Be smart: If the masters have more value in Swift's hands than in Braun's, that's a more likely outcome than any attempt to devalue them.

Between the lines: Art has always had a strange relationship with copying. The most reproduced artworks tend to also be the most valuable — think Monet's water lilies or Warhol's Marilyns. If the artist makes many such works, that's often good for the per-piece value, even as mechanical reproductions are generally worthless. Broadly, the objects (which can be bought and sold) are worth much more than the copyright (which generally remains with the artist).

  • Copying art objects is generally taboo in the art world, but it tends not to have a negative effect on the value of the originals. Photographer William Eggleston reprinted some of his early photographs in 2012, without any deleterious effect on value of the earlier, smaller versions. And when Wade Guyton started making dozens of copies of one of his paintings going up for auction at Christie's, the original sold for $3.5 million, above its high estimate.
  • Even counterfeit goods don't always harm the owners of intellectual property. Italian fashion house Dolce & Gabbana is famous for refusing to prosecute counterfeiters, because they think counterfeits ultimately increase the desirability of the brand.

Generic drugs are meant to be indistinguishable from the originals, bringing prices down. A new book by Katherine Eban, however, argues that there are important differences between generics and originals; some hospitals actively avoid prescribing certain generics.

The bottom line: One glance at the price of an iPhone should be enough to prove that copies don't always mean that prices come down. In fact, they often serve to ratify the value of the original.

Go deeper: Almost everything in the digital economy is a copy. MIT professors Seth Benzell and Erik Brynjolfsson examine some of the implications in their paper "Digital Abundance and Scarce Genius: Implications for Wages, Interest Rates, and Growth."

Editor's note: This post was corrected to reflect that the estimated price Braun bought Big Machine for is over $300 million (not a definitive $300 million).

Go deeper

Updated 48 mins ago - Axios Twin Cities

In photos: Thousands rally for George Floyd ahead of Derek Chauvin's trial

Demonstrators on March 7 outside the Hennepin County Government Center, where the trial of former Minneapolis police officer Derek Chauvin, charged with murdering George Floyd, will begin in Minneapolis, Minnesota.
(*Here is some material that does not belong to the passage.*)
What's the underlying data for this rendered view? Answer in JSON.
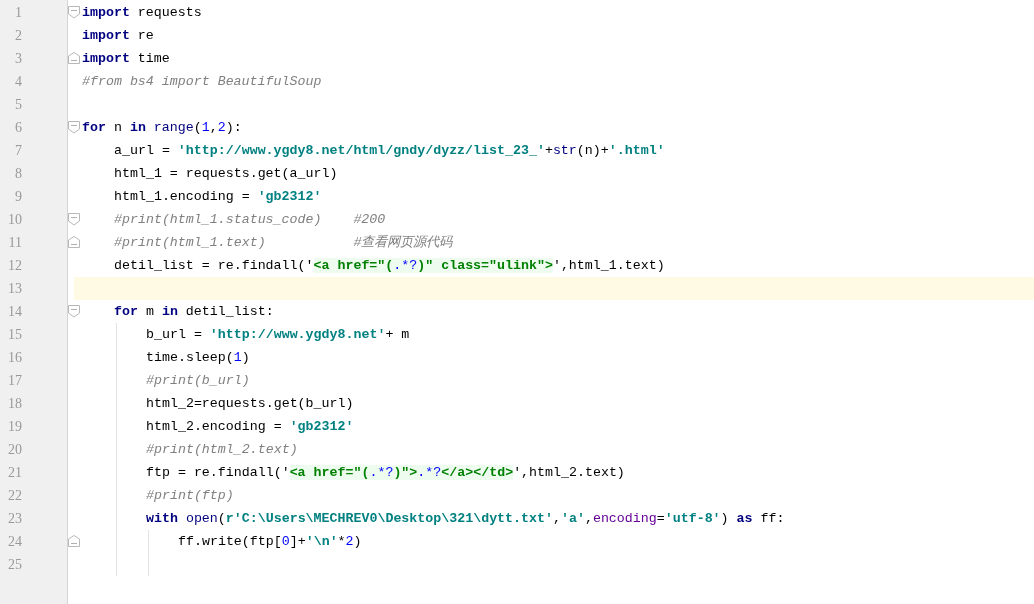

Photo: Chandan Khanna/AFP via Getty Images

Thousands of protesters marched through Minneapolis' streets Sunday, urging justice for George Floyd on the eve of the start of former police officer Derek Chauvin's trial over the 46-year-old's death, per AFP.

The big picture: Chauvin faces charges for second-degree murder and manslaughter over Floyd's death last May, which ignited massive nationwide and global protests against racism and for police reform. His trial is due to start Monday, with jury selection procedures.
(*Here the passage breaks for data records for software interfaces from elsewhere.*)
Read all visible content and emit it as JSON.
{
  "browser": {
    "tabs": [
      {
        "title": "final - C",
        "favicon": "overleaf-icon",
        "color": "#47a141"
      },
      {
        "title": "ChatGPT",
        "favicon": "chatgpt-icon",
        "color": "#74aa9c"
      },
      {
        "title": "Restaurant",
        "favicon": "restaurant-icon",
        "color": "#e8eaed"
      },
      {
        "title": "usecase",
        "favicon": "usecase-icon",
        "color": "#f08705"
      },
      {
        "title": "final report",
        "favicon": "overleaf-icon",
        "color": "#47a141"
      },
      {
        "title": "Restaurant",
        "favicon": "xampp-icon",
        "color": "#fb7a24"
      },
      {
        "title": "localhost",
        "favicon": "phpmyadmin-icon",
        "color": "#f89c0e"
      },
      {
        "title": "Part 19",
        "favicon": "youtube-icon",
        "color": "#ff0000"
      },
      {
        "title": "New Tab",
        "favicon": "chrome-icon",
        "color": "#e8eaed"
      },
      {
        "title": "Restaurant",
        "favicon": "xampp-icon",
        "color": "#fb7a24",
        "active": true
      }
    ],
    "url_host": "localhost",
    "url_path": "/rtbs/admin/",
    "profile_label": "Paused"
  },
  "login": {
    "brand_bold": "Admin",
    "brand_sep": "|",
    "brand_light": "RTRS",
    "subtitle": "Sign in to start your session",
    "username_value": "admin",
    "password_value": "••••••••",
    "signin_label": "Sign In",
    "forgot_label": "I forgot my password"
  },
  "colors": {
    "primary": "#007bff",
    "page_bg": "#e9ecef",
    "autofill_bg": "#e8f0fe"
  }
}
Caitlin Owens, author of Vitals
5 hours ago - Health

Pfizer CEO feels "liberated" after taking COVID vaccine

Pfizer CEO Albert Bourla. Photo: "Axios on HBO"
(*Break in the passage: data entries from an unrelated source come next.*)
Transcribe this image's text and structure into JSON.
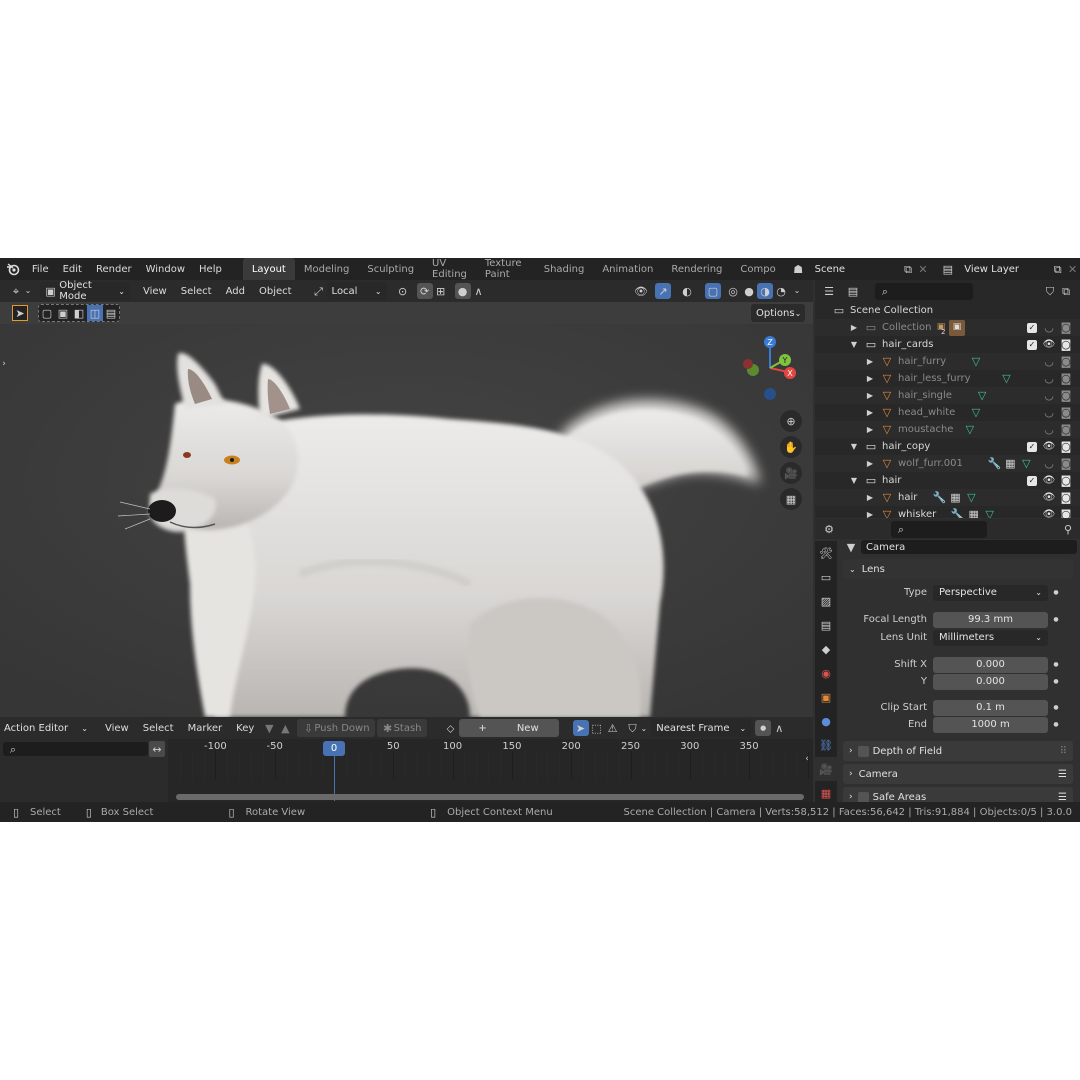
{
  "menu": [
    "File",
    "Edit",
    "Render",
    "Window",
    "Help"
  ],
  "workspaces": [
    "Layout",
    "Modeling",
    "Sculpting",
    "UV Editing",
    "Texture Paint",
    "Shading",
    "Animation",
    "Rendering",
    "Compo"
  ],
  "active_workspace": "Layout",
  "scene_name": "Scene",
  "view_layer": "View Layer",
  "viewport": {
    "mode": "Object Mode",
    "menus": [
      "View",
      "Select",
      "Add",
      "Object"
    ],
    "transform_orientation": "Local",
    "options_label": "Options"
  },
  "outliner": {
    "rows": [
      {
        "name": "Scene Collection",
        "indent": 0,
        "kind": "scene",
        "dim": false
      },
      {
        "name": "Collection",
        "indent": 1,
        "kind": "collection",
        "dim": true,
        "badge": "2"
      },
      {
        "name": "hair_cards",
        "indent": 1,
        "kind": "collection",
        "dim": false
      },
      {
        "name": "hair_furry",
        "indent": 2,
        "kind": "object",
        "dim": true
      },
      {
        "name": "hair_less_furry",
        "indent": 2,
        "kind": "object",
        "dim": true
      },
      {
        "name": "hair_single",
        "indent": 2,
        "kind": "object",
        "dim": true
      },
      {
        "name": "head_white",
        "indent": 2,
        "kind": "object",
        "dim": true
      },
      {
        "name": "moustache",
        "indent": 2,
        "kind": "object",
        "dim": true
      },
      {
        "name": "hair_copy",
        "indent": 1,
        "kind": "collection",
        "dim": false
      },
      {
        "name": "wolf_furr.001",
        "indent": 2,
        "kind": "object",
        "dim": true
      },
      {
        "name": "hair",
        "indent": 1,
        "kind": "collection",
        "dim": false
      },
      {
        "name": "hair",
        "indent": 2,
        "kind": "object",
        "dim": false
      },
      {
        "name": "whisker",
        "indent": 2,
        "kind": "object",
        "dim": false
      }
    ]
  },
  "properties": {
    "context": "Camera",
    "lens_panel": "Lens",
    "type_label": "Type",
    "type_value": "Perspective",
    "focal_label": "Focal Length",
    "focal_value": "99.3 mm",
    "lens_unit_label": "Lens Unit",
    "lens_unit_value": "Millimeters",
    "shift_x_label": "Shift X",
    "shift_x_value": "0.000",
    "y_label": "Y",
    "y_value": "0.000",
    "clip_start_label": "Clip Start",
    "clip_start_value": "0.1 m",
    "end_label": "End",
    "end_value": "1000 m",
    "dof_panel": "Depth of Field",
    "camera_panel": "Camera",
    "safe_panel": "Safe Areas"
  },
  "timeline": {
    "editor": "Action Editor",
    "menus": [
      "View",
      "Select",
      "Marker",
      "Key"
    ],
    "push_down": "Push Down",
    "stash": "Stash",
    "new_label": "New",
    "snap": "Nearest Frame",
    "ticks": [
      "-100",
      "-50",
      "0",
      "50",
      "100",
      "150",
      "200",
      "250",
      "300",
      "350"
    ],
    "current_frame": "0"
  },
  "status": {
    "select": "Select",
    "box_select": "Box Select",
    "rotate": "Rotate View",
    "context_menu": "Object Context Menu",
    "info": "Scene Collection | Camera | Verts:58,512 | Faces:56,642 | Tris:91,884 | Objects:0/5 | 3.0.0"
  },
  "colors": {
    "accent": "#4772b3",
    "object_orange": "#e08a3c",
    "hair_green": "#3ec48b",
    "axis_x": "#e2463f",
    "axis_y": "#7ec43f",
    "axis_z": "#3a7bd5"
  }
}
Pfizer CEO Albert Bourla tells "Axios on HBO" that he recently received his first of two doses of the company's coronavirus vaccine.

Why it matters: Bourla told CNBC in December that company polling found that one of the most effective ways to increase confidence in the vaccine was to have the CEO take it.

Dan Primack, author of Pro Rata
5 hours ago - Economy & Business

Ripple CEO: SEC lawsuit is "bad for crypto" in the U.S.

Ripple CEO Brad Garlinghouse tells "Axios on HBO" that if his company loses a lawsuit brought by U.S. regulators, it would put the country at a competitive disadvantage when it comes to cryptocurrencies.

Between the lines: The SEC in December sued Ripple, and Garlinghouse personally, for allegedly selling over $1.3 billion in unregistered securities. Ripple's response is that its cryptocurrency, called XRP, didn't require registration because it's an asset rather than a security.